• [EXERCISE DETAILS]: Could you print the full listing below, keeping each line identical?

• [EXTRACTED ENTRIES]:
***
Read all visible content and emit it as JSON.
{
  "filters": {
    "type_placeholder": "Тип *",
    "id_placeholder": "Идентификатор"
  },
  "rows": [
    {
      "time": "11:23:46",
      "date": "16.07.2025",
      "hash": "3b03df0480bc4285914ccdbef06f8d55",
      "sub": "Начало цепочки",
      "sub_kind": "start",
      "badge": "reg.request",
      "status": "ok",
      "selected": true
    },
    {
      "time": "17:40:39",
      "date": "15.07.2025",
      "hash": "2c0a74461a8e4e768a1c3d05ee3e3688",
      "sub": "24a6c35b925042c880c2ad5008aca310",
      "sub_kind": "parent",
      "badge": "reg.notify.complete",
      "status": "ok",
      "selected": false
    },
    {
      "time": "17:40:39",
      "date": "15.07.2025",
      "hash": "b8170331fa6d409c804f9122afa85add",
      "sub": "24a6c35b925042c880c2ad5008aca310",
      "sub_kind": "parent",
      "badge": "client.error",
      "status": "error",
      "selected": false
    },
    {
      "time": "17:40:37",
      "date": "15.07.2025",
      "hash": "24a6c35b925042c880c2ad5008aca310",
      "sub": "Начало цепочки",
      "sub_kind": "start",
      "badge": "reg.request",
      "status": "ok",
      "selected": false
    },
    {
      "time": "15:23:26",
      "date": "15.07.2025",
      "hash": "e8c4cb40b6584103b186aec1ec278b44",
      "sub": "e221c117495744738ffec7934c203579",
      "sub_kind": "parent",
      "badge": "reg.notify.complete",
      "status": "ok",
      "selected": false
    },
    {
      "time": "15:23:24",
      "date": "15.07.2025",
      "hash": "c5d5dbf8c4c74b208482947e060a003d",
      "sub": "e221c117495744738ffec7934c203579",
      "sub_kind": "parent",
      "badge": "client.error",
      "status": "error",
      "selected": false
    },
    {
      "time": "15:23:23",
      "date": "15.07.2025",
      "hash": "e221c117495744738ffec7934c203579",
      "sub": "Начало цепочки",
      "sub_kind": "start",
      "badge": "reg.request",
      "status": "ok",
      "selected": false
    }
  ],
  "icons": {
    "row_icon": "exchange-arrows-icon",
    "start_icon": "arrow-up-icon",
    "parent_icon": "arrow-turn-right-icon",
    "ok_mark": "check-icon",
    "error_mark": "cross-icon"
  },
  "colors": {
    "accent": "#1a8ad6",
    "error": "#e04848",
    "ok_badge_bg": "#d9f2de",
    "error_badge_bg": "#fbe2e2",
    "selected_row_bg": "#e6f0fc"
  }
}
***
• [THE COMPLETED TASK]:
Read all visible content and emit it as JSON.
{
  "filters": {
    "type_placeholder": "Тип *",
    "id_placeholder": "Идентификатор"
  },
  "rows": [
    {
      "time": "11:23:46",
      "date": "16.07.2025",
      "hash": "3b03df0480bc4285914ccdbef06f8d55",
      "sub": "Начало цепочки",
      "sub_kind": "start",
      "badge": "reg.request",
      "status": "ok",
      "selected": true
    },
    {
      "time": "17:40:39",
      "date": "15.07.2025",
      "hash": "2c0a74461a8e4e768a1c3d05ee3e3688",
      "sub": "24a6c35b925042c880c2ad5008aca310",
      "sub_kind": "parent",
      "badge": "reg.notify.complete",
      "status": "ok",
      "selected": false
    },
    {
      "time": "17:40:39",
      "date": "15.07.2025",
      "hash": "b8170331fa6d409c804f9122afa85add",
      "sub": "24a6c35b925042c880c2ad5008aca310",
      "sub_kind": "parent",
      "badge": "client.error",
      "status": "error",
      "selected": false
    },
    {
      "time": "17:40:37",
      "date": "15.07.2025",
      "hash": "24a6c35b925042c880c2ad5008aca310",
      "sub": "Начало цепочки",
      "sub_kind": "start",
      "badge": "reg.request",
      "status": "ok",
      "selected": false
    },
    {
      "time": "15:23:26",
      "date": "15.07.2025",
      "hash": "e8c4cb40b6584103b186aec1ec278b44",
      "sub": "e221c117495744738ffec7934c203579",
      "sub_kind": "parent",
      "badge": "reg.notify.complete",
      "status": "ok",
      "selected": false
    },
    {
      "time": "15:23:24",
      "date": "15.07.2025",
      "hash": "c5d5dbf8c4c74b208482947e060a003d",
      "sub": "e221c117495744738ffec7934c203579",
      "sub_kind": "parent",
      "badge": "client.error",
      "status": "error",
      "selected": false
    },
    {
      "time": "15:23:23",
      "date": "15.07.2025",
      "hash": "e221c117495744738ffec7934c203579",
      "sub": "Начало цепочки",
      "sub_kind": "start",
      "badge": "reg.request",
      "status": "ok",
      "selected": false
    }
  ],
  "icons": {
    "row_icon": "exchange-arrows-icon",
    "start_icon": "arrow-up-icon",
    "parent_icon": "arrow-turn-right-icon",
    "ok_mark": "check-icon",
    "error_mark": "cross-icon"
  },
  "colors": {
    "accent": "#1a8ad6",
    "error": "#e04848",
    "ok_badge_bg": "#d9f2de",
    "error_badge_bg": "#fbe2e2",
    "selected_row_bg": "#e6f0fc"
  }
}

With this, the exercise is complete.